Nuclear subsidies from Price-Anderson: the population issue
Though there have been very few quantitative estimates of the subsidy value of the accident liability cap under the Price-Anderson Act, it is clear that this value has not remained static. On the positive side, increases in required coverage over the past 20 years have provided some additional insurance, and sharp increases in plant load factors increase total kWh of nuclear-generated electricity, helping to reduce the subsidy per kWh of power.
Working in the opposite direction are a number of other important factors that more than overwhelm these positive trends. Higher damage awards in accident cases of all sorts reduce the share of total damages that individuals incur in an accident that can be met by the required coverage levels under Price-Anderson's. Surging populations, the real estate they live and work in, and the value of that real estate, all make the magnitude of damage from any accident scenario substantially larger than thirty years ago.
The Associated Press has modeled just how much population has surged around the nation's nuclear plants, dramatically illustrating this point. Using a computer-assisted population analysis, they conclude that the population surrounding plants is 4 1/2 times larger than in 1980. Roughly 120 million people -- 40 percent of the US population -- live within 50 miles of a reactor. This is the radius that the US government suggested people evacuate from in the recent Japanese accident. The AP notes that the evacuation zone at US reactors has remained frozen at only 10 miles since 1978. Many of the evacuation scenarios remain poorly updated and untested, particularly given the enormous changes in the affected populations since those plans were first developed.
It is useful to remember that the emergency plans for the BP Horizon rig were also poorly constructed, boilerplate, and untested; and that this was a factor in the resultant problems. The situation with nuclear plants seems even worse:
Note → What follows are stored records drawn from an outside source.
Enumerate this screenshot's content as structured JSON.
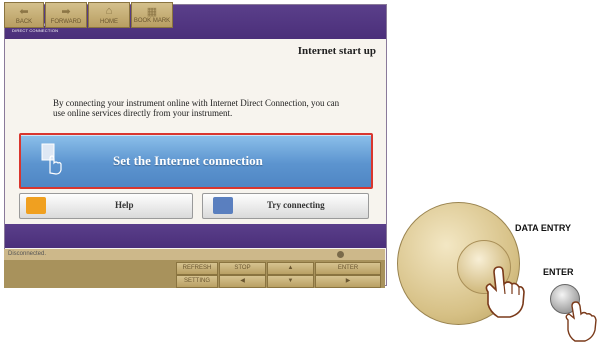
{
  "screen": {
    "logo": {
      "line1": "INTERNET",
      "line2": "DIRECT CONNECTION"
    },
    "title": "Internet start up",
    "description": "By connecting your instrument online with Internet Direct Connection, you can use online services directly from your instrument.",
    "primary_button": "Set the Internet connection",
    "help_button": "Help",
    "try_button": "Try connecting"
  },
  "status": {
    "text": "Disconnected."
  },
  "panel_buttons": {
    "back": "BACK",
    "forward": "FORWARD",
    "home": "HOME",
    "bookmark": "BOOK MARK",
    "refresh": "REFRESH",
    "setting": "SETTING",
    "stop": "STOP",
    "enter": "ENTER",
    "up": "▲",
    "down": "▼",
    "left": "◀",
    "right": "▶"
  },
  "hardware": {
    "data_entry_label": "DATA ENTRY",
    "enter_label": "ENTER"
  },
  "colors": {
    "header_purple": "#4b2f7a",
    "primary_blue": "#5c94cf",
    "highlight_red": "#d9362e",
    "panel_tan": "#a8925c"
  }
}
Last week, the AP reported that federal regulators, working in concert with industry, have repeatedly weakened or failed to enforce safety standards so old reactors can keep operating. The records review included tens of thousands of pages of government and industry studies, test results, inspection reports and regulatory policy statements.
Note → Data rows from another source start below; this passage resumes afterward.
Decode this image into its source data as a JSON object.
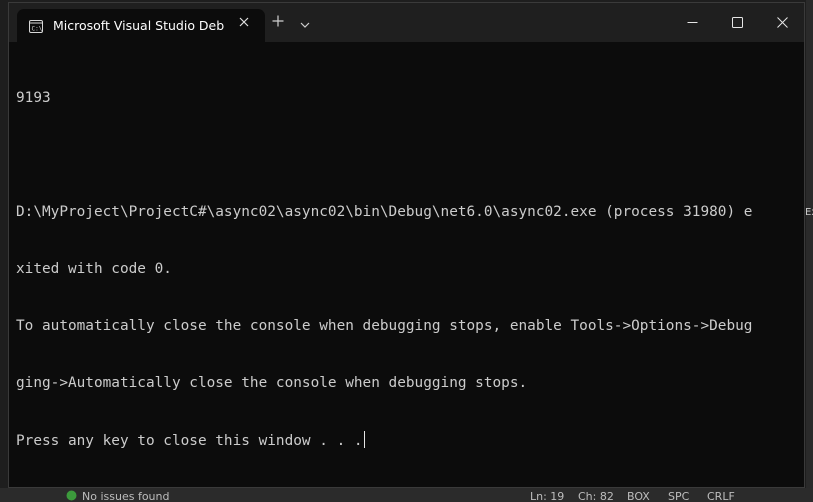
{
  "window": {
    "tab_title": "Microsoft Visual Studio Debug",
    "tab_icon": "console-app-icon",
    "close_tab_icon": "close-icon",
    "new_tab_icon": "plus-icon",
    "dropdown_icon": "chevron-down-icon",
    "controls": {
      "minimize_icon": "minimize-icon",
      "maximize_icon": "maximize-icon",
      "close_icon": "close-icon"
    }
  },
  "console": {
    "lines": [
      "9193",
      "",
      "D:\\MyProject\\ProjectC#\\async02\\async02\\bin\\Debug\\net6.0\\async02.exe (process 31980) e",
      "xited with code 0.",
      "To automatically close the console when debugging stops, enable Tools->Options->Debug",
      "ging->Automatically close the console when debugging stops.",
      "Press any key to close this window . . ."
    ]
  },
  "background_ide": {
    "status_bar": {
      "issues": "No issues found",
      "line": "Ln: 19",
      "char": "Ch: 82",
      "mode": "BOX",
      "whitespace": "SPC",
      "line_ending": "CRLF"
    },
    "side_label": "Ex"
  },
  "colors": {
    "terminal_bg": "#0c0c0c",
    "titlebar_bg": "#1f1f1f",
    "text": "#cccccc"
  }
}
A nice piece of work by AP, though certainly a sobering read. It seems unlikely that the NRC plans to do much about this problem, though it is certainly a core part of its regulatory mission.